>>>>>
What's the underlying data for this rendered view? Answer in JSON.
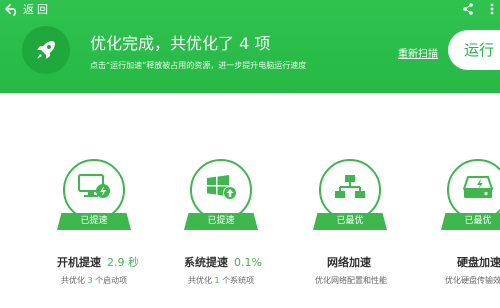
{
  "top_bar": {
    "back_label": "返回",
    "share_icon": "share-icon",
    "more_icon": "more-icon"
  },
  "header": {
    "headline": "优化完成，共优化了 4 项",
    "subline": "点击“运行加速”释放被占用的资源，进一步提升电脑运行速度",
    "rescan_label": "重新扫描",
    "run_label": "运行",
    "bg_color": "#2fc34e",
    "accent_color": "#3cb84d"
  },
  "cards": [
    {
      "icon": "monitor-bolt-icon",
      "badge": "已提速",
      "title": "开机提速",
      "value": "2.9 秒",
      "desc_prefix": "共优化 ",
      "desc_count": "3",
      "desc_suffix": " 个启动项"
    },
    {
      "icon": "windows-up-icon",
      "badge": "已提速",
      "title": "系统提速",
      "value": "0.1%",
      "desc_prefix": "共优化 ",
      "desc_count": "1",
      "desc_suffix": " 个系统项"
    },
    {
      "icon": "network-icon",
      "badge": "已最优",
      "title": "网络加速",
      "value": "",
      "desc_prefix": "优化网络配置和性能",
      "desc_count": "",
      "desc_suffix": ""
    },
    {
      "icon": "hard-disk-icon",
      "badge": "已最优",
      "title": "硬盘加速",
      "value": "",
      "desc_prefix": "优化硬盘传输效",
      "desc_count": "",
      "desc_suffix": ""
    }
  ]
}
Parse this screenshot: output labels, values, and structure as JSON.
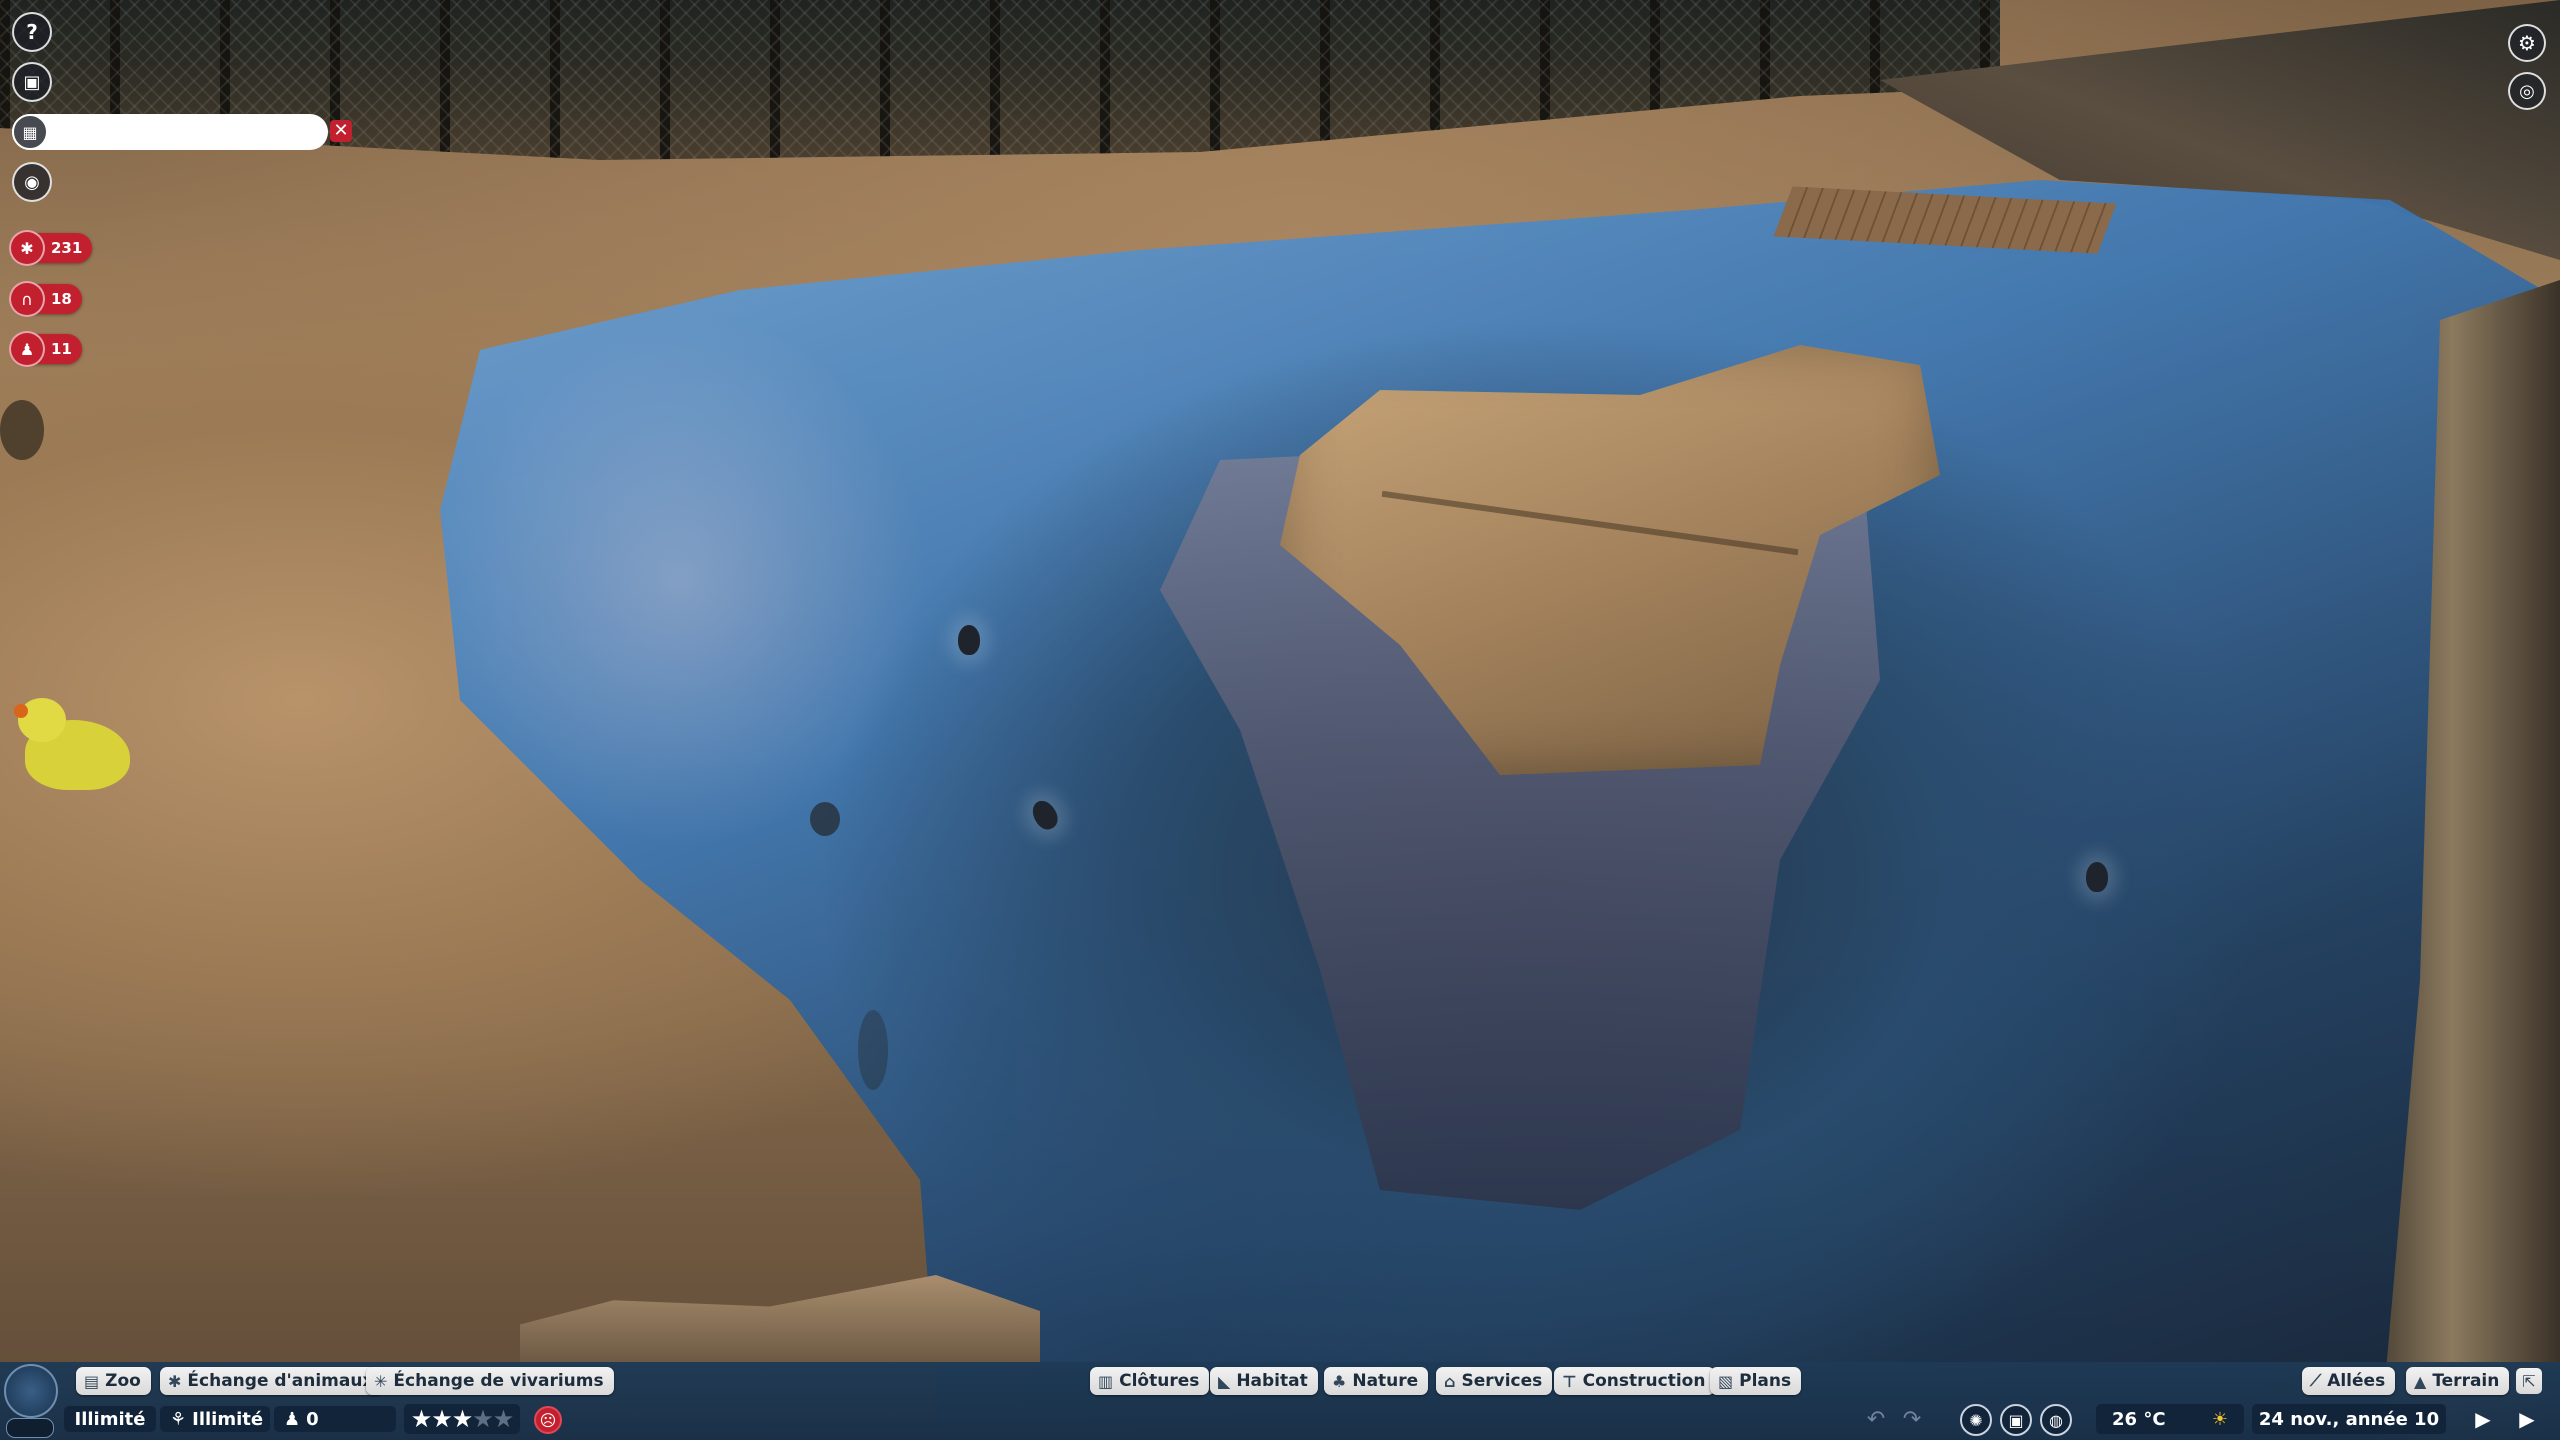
{
  "game": {
    "title": ""
  },
  "left_hud": {
    "help_label": "?",
    "search": {
      "value": "",
      "placeholder": ""
    },
    "clear_label": "✕",
    "stats": [
      {
        "icon": "paw-icon",
        "value": "231"
      },
      {
        "icon": "guest-arch-icon",
        "value": "18"
      },
      {
        "icon": "staff-icon",
        "value": "11"
      }
    ]
  },
  "bottom_bar": {
    "left_tabs": [
      {
        "icon": "zoo-icon",
        "label": "Zoo"
      },
      {
        "icon": "paw-icon",
        "label": "Échange d'animaux"
      },
      {
        "icon": "bug-icon",
        "label": "Échange de vivariums"
      }
    ],
    "center_tabs": [
      {
        "icon": "fence-icon",
        "label": "Clôtures"
      },
      {
        "icon": "habitat-icon",
        "label": "Habitat"
      },
      {
        "icon": "tree-icon",
        "label": "Nature"
      },
      {
        "icon": "shop-icon",
        "label": "Services"
      },
      {
        "icon": "construction-icon",
        "label": "Construction"
      },
      {
        "icon": "blueprint-icon",
        "label": "Plans"
      }
    ],
    "right_tabs": [
      {
        "icon": "path-icon",
        "label": "Allées"
      },
      {
        "icon": "terrain-icon",
        "label": "Terrain"
      }
    ],
    "money": "Illimité",
    "research": "Illimité",
    "guests": "0",
    "rating_stars": 3,
    "rating_max": 5,
    "temperature": "26 °C",
    "date": "24 nov., année 10"
  },
  "colors": {
    "accent_red": "#c2202e",
    "bar_blue": "#1e3a56",
    "pill_dark": "#12243a"
  }
}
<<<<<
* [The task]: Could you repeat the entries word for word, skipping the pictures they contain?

* [Task result]:
What's the underlying data for this rendered view? Answer in JSON.
{
  "top_bar": {
    "back_label": "返回",
    "share_icon": "share-icon",
    "more_icon": "more-icon"
  },
  "header": {
    "headline": "优化完成，共优化了 4 项",
    "subline": "点击“运行加速”释放被占用的资源，进一步提升电脑运行速度",
    "rescan_label": "重新扫描",
    "run_label": "运行",
    "bg_color": "#2fc34e",
    "accent_color": "#3cb84d"
  },
  "cards": [
    {
      "icon": "monitor-bolt-icon",
      "badge": "已提速",
      "title": "开机提速",
      "value": "2.9 秒",
      "desc_prefix": "共优化 ",
      "desc_count": "3",
      "desc_suffix": " 个启动项"
    },
    {
      "icon": "windows-up-icon",
      "badge": "已提速",
      "title": "系统提速",
      "value": "0.1%",
      "desc_prefix": "共优化 ",
      "desc_count": "1",
      "desc_suffix": " 个系统项"
    },
    {
      "icon": "network-icon",
      "badge": "已最优",
      "title": "网络加速",
      "value": "",
      "desc_prefix": "优化网络配置和性能",
      "desc_count": "",
      "desc_suffix": ""
    },
    {
      "icon": "hard-disk-icon",
      "badge": "已最优",
      "title": "硬盘加速",
      "value": "",
      "desc_prefix": "优化硬盘传输效",
      "desc_count": "",
      "desc_suffix": ""
    }
  ]
}
Parse this screenshot: output labels, values, and structure as JSON.
{
  "game": {
    "title": ""
  },
  "left_hud": {
    "help_label": "?",
    "search": {
      "value": "",
      "placeholder": ""
    },
    "clear_label": "✕",
    "stats": [
      {
        "icon": "paw-icon",
        "value": "231"
      },
      {
        "icon": "guest-arch-icon",
        "value": "18"
      },
      {
        "icon": "staff-icon",
        "value": "11"
      }
    ]
  },
  "bottom_bar": {
    "left_tabs": [
      {
        "icon": "zoo-icon",
        "label": "Zoo"
      },
      {
        "icon": "paw-icon",
        "label": "Échange d'animaux"
      },
      {
        "icon": "bug-icon",
        "label": "Échange de vivariums"
      }
    ],
    "center_tabs": [
      {
        "icon": "fence-icon",
        "label": "Clôtures"
      },
      {
        "icon": "habitat-icon",
        "label": "Habitat"
      },
      {
        "icon": "tree-icon",
        "label": "Nature"
      },
      {
        "icon": "shop-icon",
        "label": "Services"
      },
      {
        "icon": "construction-icon",
        "label": "Construction"
      },
      {
        "icon": "blueprint-icon",
        "label": "Plans"
      }
    ],
    "right_tabs": [
      {
        "icon": "path-icon",
        "label": "Allées"
      },
      {
        "icon": "terrain-icon",
        "label": "Terrain"
      }
    ],
    "money": "Illimité",
    "research": "Illimité",
    "guests": "0",
    "rating_stars": 3,
    "rating_max": 5,
    "temperature": "26 °C",
    "date": "24 nov., année 10"
  },
  "colors": {
    "accent_red": "#c2202e",
    "bar_blue": "#1e3a56",
    "pill_dark": "#12243a"
  }
}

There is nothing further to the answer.